According to Xinh Mun ancient customs, when a person in a family breathes his/her last, a family member will fire gunshots in the air as the announcement to the supernatural forces and the local inhabitants of the bad news. Then, a son of the deceased take a kitchen stone throwing at the ancestral altar to show the family’s discontent with deities and ancestors who “took away” from them a family member.
The son-in-law plays an important role in his parents-in-law’s funeral service. He holds a torch walking around the house and build two fires in front of the stairs up into the house in order to prevent “evils” from troubling the family. He is also the person who run all affairs during the funeral service. He is exempt from all taboos which he has to observe on other days. He is the person who unties the blanket or bamboo lattice wrapped around the dead so that members of the family and relatives may see the deceased for the last time, then wraps the corpse again for burial. All the in-laws (sons-in-law, brothers-in-law) shall be responsible for carrying the corpse (without coffin according to Xinh Mun customs and practice) to the graveyard. Before this, the son-in-law shall have to walk around the corpse for five times, then across it once. The deceased’s son shall place an egg on the ground to seek the burial site and make a prayer before the corpse is carried away. On the way to the graveyard, the son walks by the corpse, holding a slat of burning firewood in one hand and a knife in the other waving it in the air in order to keep away all evils.
When reaching the graveyard, the son throws the egg. If it is broken, it means that the dead person has agreed to take that place as the burial site. The grave is only 0.70 to 1 metre deep. Firewood and timber are place on the bottom and the walls of the grave so as to keep the corpse from the earth. Before leaving the graveyard, family members and relatives arrange rocks around the grave. The wife (or husband) and son-in-law of the deceased cut some of their hair and place in front of the grave to show their grievance for the deceased. Returning home, the son-in-law shall have to stamp out all kitchen fires inside and outside the house and bring all cooking-pots to the water streams for cleaning. Then, he himself has to build the fire again to signal that the funeral service is over and the life returns to normal. All taboos must be observed again.
The Xinh Mun people worship their grandparents and parents. They make offerings to their ancestors during the new-rice festival, house-warming party and wedding ceremony. When a son gets married and stays separately, he will build an ancestral altar in his house; but on the new-rice festival, he still goes to his elest brother’s home to worship the ancestors.

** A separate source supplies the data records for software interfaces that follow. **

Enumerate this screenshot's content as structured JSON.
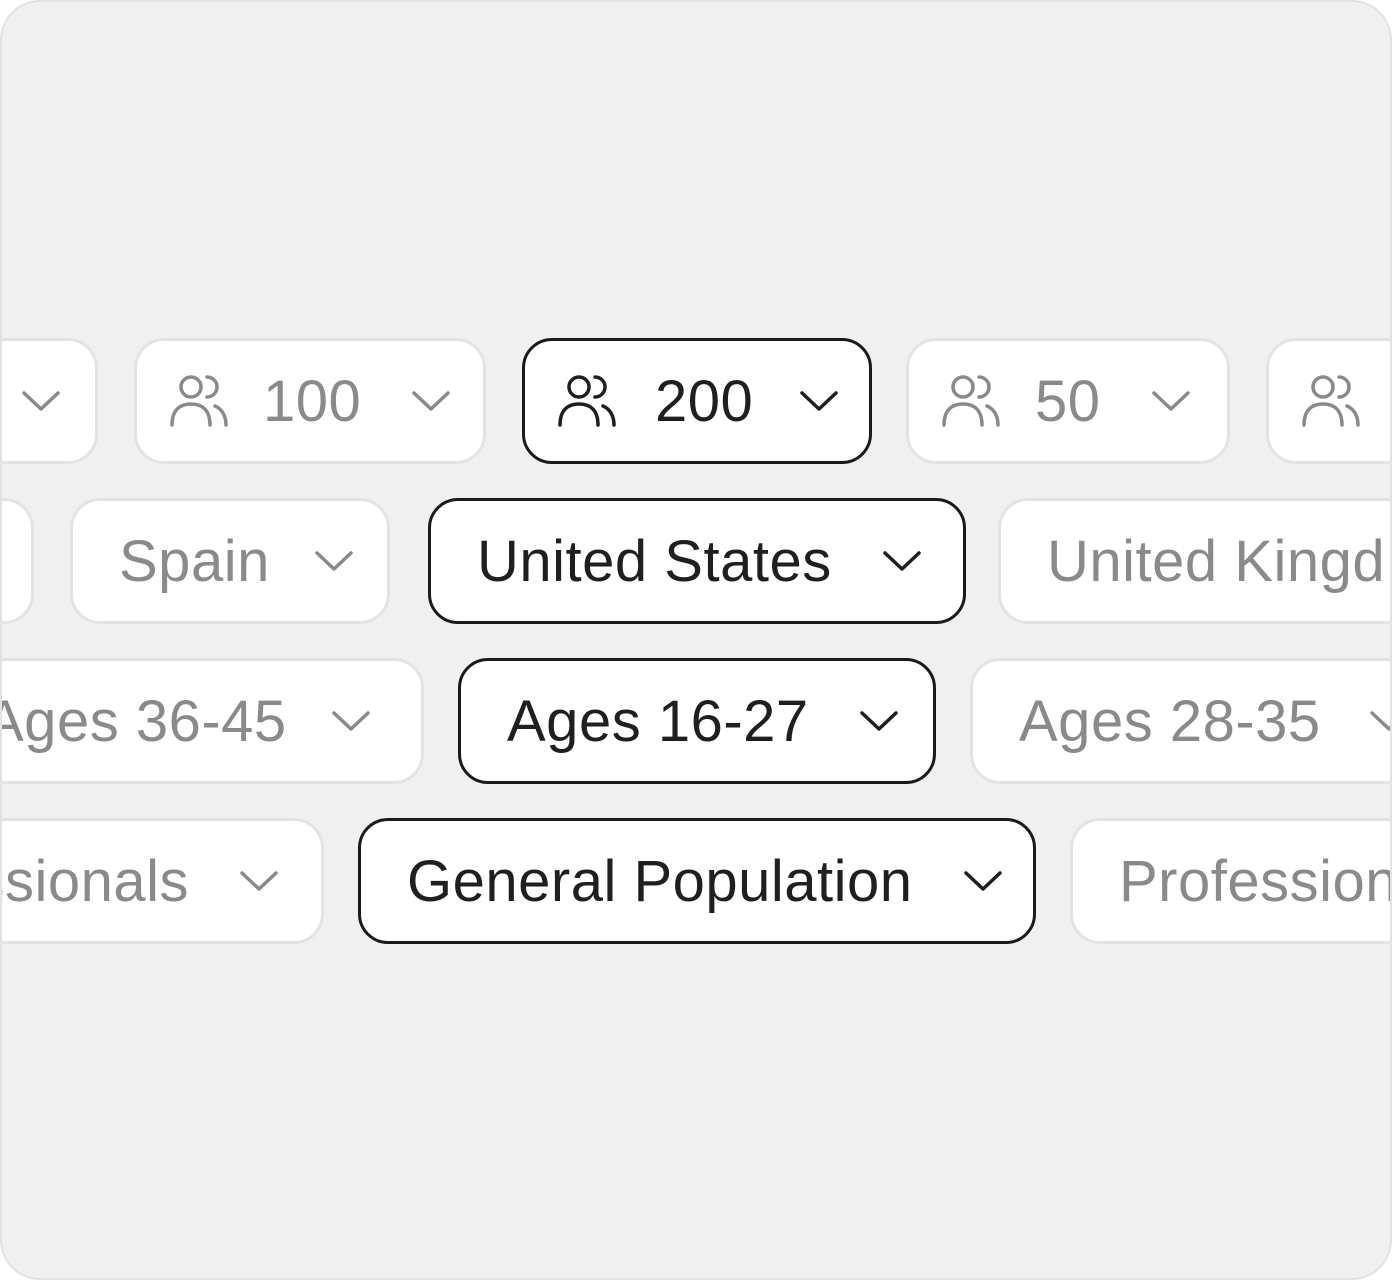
{
  "rows": {
    "count": {
      "cut_left": "",
      "items": [
        "100",
        "200",
        "50"
      ],
      "selected": "200"
    },
    "country": {
      "cut_left": "",
      "items": [
        "Spain",
        "United States",
        "United Kingd"
      ],
      "selected": "United States"
    },
    "age": {
      "items": [
        "Ages 36-45",
        "Ages 16-27",
        "Ages 28-35"
      ],
      "selected": "Ages 16-27"
    },
    "audience": {
      "items": [
        "ssionals",
        "General Population",
        "Profession"
      ],
      "selected": "General Population"
    }
  },
  "icons": {
    "participants": "users-icon",
    "dropdown": "chevron-down-icon"
  },
  "colors": {
    "background": "#f0f0f0",
    "pill": "#ffffff",
    "pill_border": "#e3e3e3",
    "active_border": "#1a1a1a",
    "inactive_text": "#8a8a8a",
    "active_text": "#1f1f1f"
  }
}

All these customs and practices have constituted a system of Xinh Mun folk law which has long been accepted and observed by the people of this ethnic group. They have also spelled out the Xinh Mun’s identity, helping the group survive and thrive.-